Leader of Barnsley Council, Sir Steve Houghton
“What we’ve seen over the last 20 years with deregulation has not worked and there were problems with the services prior to the pandemic.
“I do think we are right to continue to be in a partnership with the operators to look to build a relationship through a partnership because whatever we do there is no quick fix. We need to continue to keep up that relationship because we need them.
“Nor do I believe that even with franchising there is necessarily a solution to all our problems – the rail network is franchised and the East Coast Mainline is back in public ownership because franchising didn’t work.
“Be careful what you wish for because it might not produce the answer that you want. But I do believe we are right to take it to the next stage.
“This is not a quick fix – if this goes extremely well and proves to be affordable then you are looking at five to six years before you can bring anything like this into place so the operators being important still holds true.
“If it doesn’t go smoothly and we’ve seen in Greater Manchester it’s being mired in legal action from the operators, it could even be a decade.
“There is a view from residents that changing it over suddenly solves all our problems – it will take time.
“People look at the system in London but it is funded seven times more per head than South Yorkshire. As for Manchester, there was provision in their devolution deal for public transport change and we do not have that.
“Greater Manchester also has a mayoral tax that can be used for that and I am not in favour of that in South Yorkshire so they have a fiscal advantage there.
“Franchising is a method of increasing our control of what happens but it is not a return to publicly owned public transport.
“My view is this arrangement is going to be very difficult without central government support. What this review does is provide the evidence to argue for that support further down the line.

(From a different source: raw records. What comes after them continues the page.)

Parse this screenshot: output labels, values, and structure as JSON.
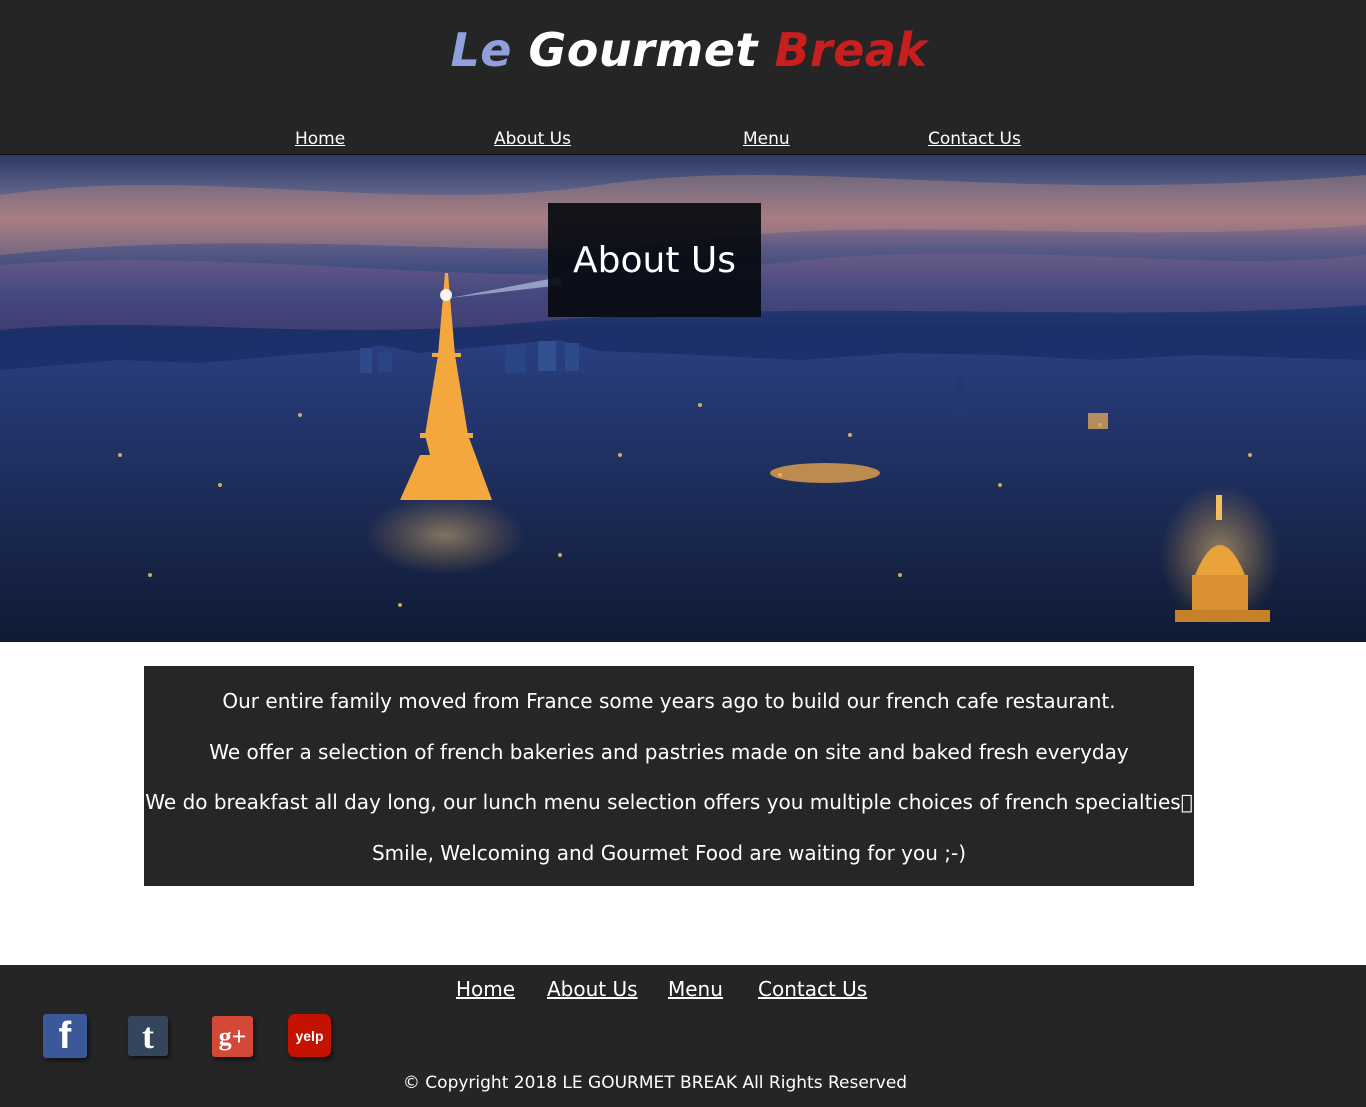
{
  "brand": {
    "word1": "Le",
    "word2": "Gourmet",
    "word3": "Break",
    "colors": {
      "word1": "#8fa0dc",
      "word2": "#ffffff",
      "word3": "#c81e1e"
    }
  },
  "nav": {
    "home": "Home",
    "about": "About Us",
    "menu": "Menu",
    "contact": "Contact Us"
  },
  "hero": {
    "title": "About Us"
  },
  "about": {
    "paragraphs": [
      "Our entire family moved from France some years ago to build our french cafe restaurant.",
      "We offer a selection of french bakeries and pastries made on site and baked fresh everyday",
      "We do breakfast all day long, our lunch menu selection offers you multiple choices of french specialties\u0000",
      "Smile, Welcoming and Gourmet Food are waiting for you ;-)"
    ]
  },
  "footer": {
    "nav": {
      "home": "Home",
      "about": "About Us",
      "menu": "Menu",
      "contact": "Contact Us"
    },
    "social": {
      "facebook": "f",
      "tumblr": "t",
      "googleplus": "g+",
      "yelp": "yelp"
    },
    "copyright": "© Copyright 2018 LE GOURMET BREAK All Rights Reserved"
  },
  "theme": {
    "header_bg": "#252525",
    "about_bg": "#262626",
    "footer_bg": "#252525"
  }
}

“We are willing to support this but we are aware of the huge financial risks it contains – if this ends up being too expensive and we are unable to find it then we will withdraw from that.
“From a Barnsley perspective, we don’t believe this should be funded in part or in full by new taxes on the people in South Yorkshire – the tax level is the highest it’s been in the UK for 50 years.”
Leader of Rotherham Council, Chris Read
“A deregulated bus network has made as much sense in practice as anybody studying GCSE economics- anyone would have told you it is a silly market to run.
“Given the opportunity at how we can regulate that way to deliver efficiencies, maintain standards and correct market failures, we should be able to do that.
“This is a costly process to investigate and I’m glad we’ve been able to put some money together for this to happen.
“The second challenge is around the day to day cost of bus prices and where the squeeze on local authority budgets for the last few years now has made it increasingly difficult and we weren’t in a great place to start off with even with regulation in place
“Then there’s a challenge on transport investment and one of the issues that people often raise in relation to frustrations with buses is about buses not turning up on time and not being a reliable service.
“You can run regulated buses but that doesn’t mean that cars get out of the way quicker or that traffic lights work better.
Doncaster Mayor Ros Jones
“This has the support of the full council to come here and continue with the process of assessing the franchising scheme.
“But with all the caveats that Steve has put out there, Doncaster will also be mirroring those concerns because we can no longer keep levying on our council tax payers and funding is going to be the crucial factor to do this and actually deliver a better service.
“This shouldn’t be about repeating what we’ve done for our residents and our businesses.
“I would like to echo the caveats Steve has set out; they’re the same for Doncaster. I’m sure my other two colleagues would do that as well but they will speak for themselves.”